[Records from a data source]
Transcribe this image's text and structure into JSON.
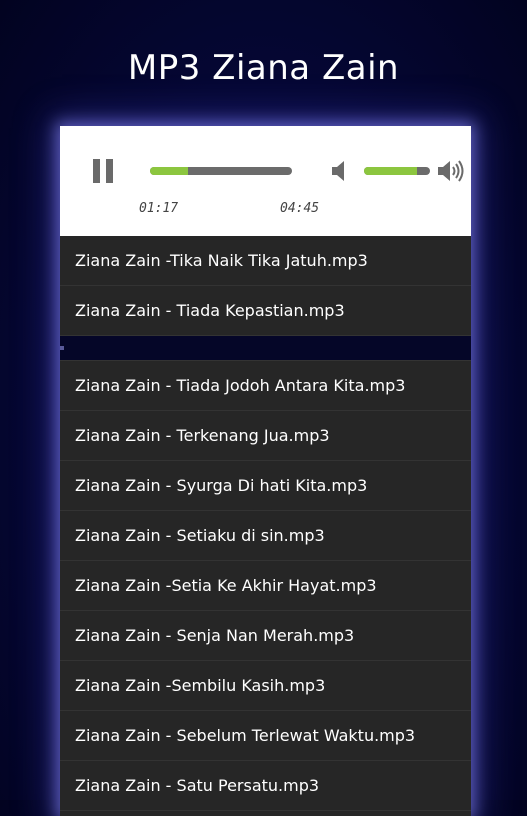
{
  "app": {
    "title": "MP3 Ziana Zain"
  },
  "player": {
    "current_time": "01:17",
    "duration": "04:45",
    "progress_fraction": 0.27,
    "volume_fraction": 0.8,
    "accent_color": "#8cc63f",
    "icons": {
      "play_state": "pause-icon",
      "volume_low": "speaker-low-icon",
      "volume_high": "speaker-high-icon"
    }
  },
  "playlist": [
    "Ziana Zain -Tika Naik Tika Jatuh.mp3",
    "Ziana Zain - Tiada Kepastian.mp3",
    "Ziana Zain - Tiada Jodoh Antara Kita.mp3",
    "Ziana Zain - Terkenang Jua.mp3",
    "Ziana Zain - Syurga Di hati Kita.mp3",
    "Ziana Zain - Setiaku di sin.mp3",
    "Ziana Zain -Setia Ke Akhir Hayat.mp3",
    "Ziana Zain - Senja Nan Merah.mp3",
    "Ziana Zain -Sembilu Kasih.mp3",
    "Ziana Zain - Sebelum Terlewat Waktu.mp3",
    "Ziana Zain - Satu Persatu.mp3"
  ]
}
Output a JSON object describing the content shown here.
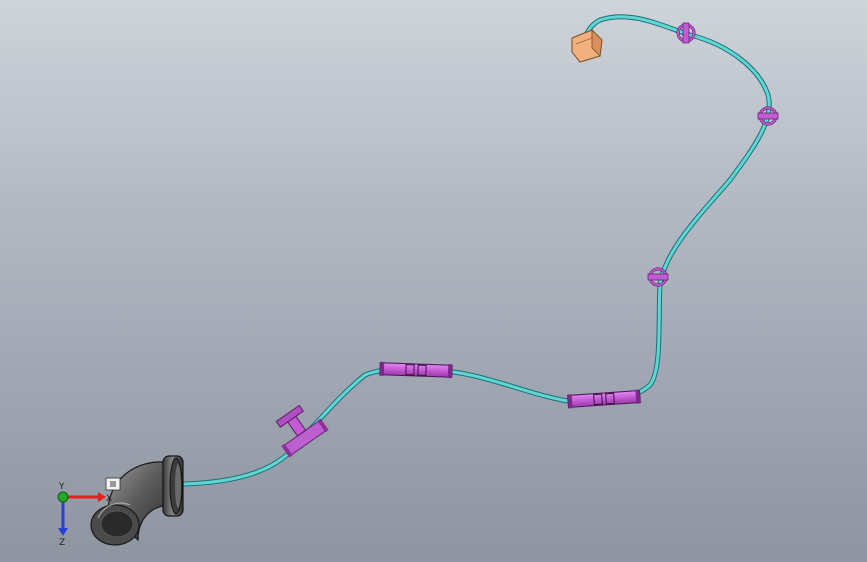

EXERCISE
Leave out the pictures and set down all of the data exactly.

COMPLETED EXERCISE
Transcribe this image's text and structure into JSON.
{
  "app": {
    "title": "MP3 Ziana Zain"
  },
  "player": {
    "current_time": "01:17",
    "duration": "04:45",
    "progress_fraction": 0.27,
    "volume_fraction": 0.8,
    "accent_color": "#8cc63f",
    "icons": {
      "play_state": "pause-icon",
      "volume_low": "speaker-low-icon",
      "volume_high": "speaker-high-icon"
    }
  },
  "playlist": [
    "Ziana Zain -Tika Naik Tika Jatuh.mp3",
    "Ziana Zain - Tiada Kepastian.mp3",
    "Ziana Zain - Tiada Jodoh Antara Kita.mp3",
    "Ziana Zain - Terkenang Jua.mp3",
    "Ziana Zain - Syurga Di hati Kita.mp3",
    "Ziana Zain - Setiaku di sin.mp3",
    "Ziana Zain -Setia Ke Akhir Hayat.mp3",
    "Ziana Zain - Senja Nan Merah.mp3",
    "Ziana Zain -Sembilu Kasih.mp3",
    "Ziana Zain - Sebelum Terlewat Waktu.mp3",
    "Ziana Zain - Satu Persatu.mp3"
  ]
}
Output a JSON object describing the content shown here.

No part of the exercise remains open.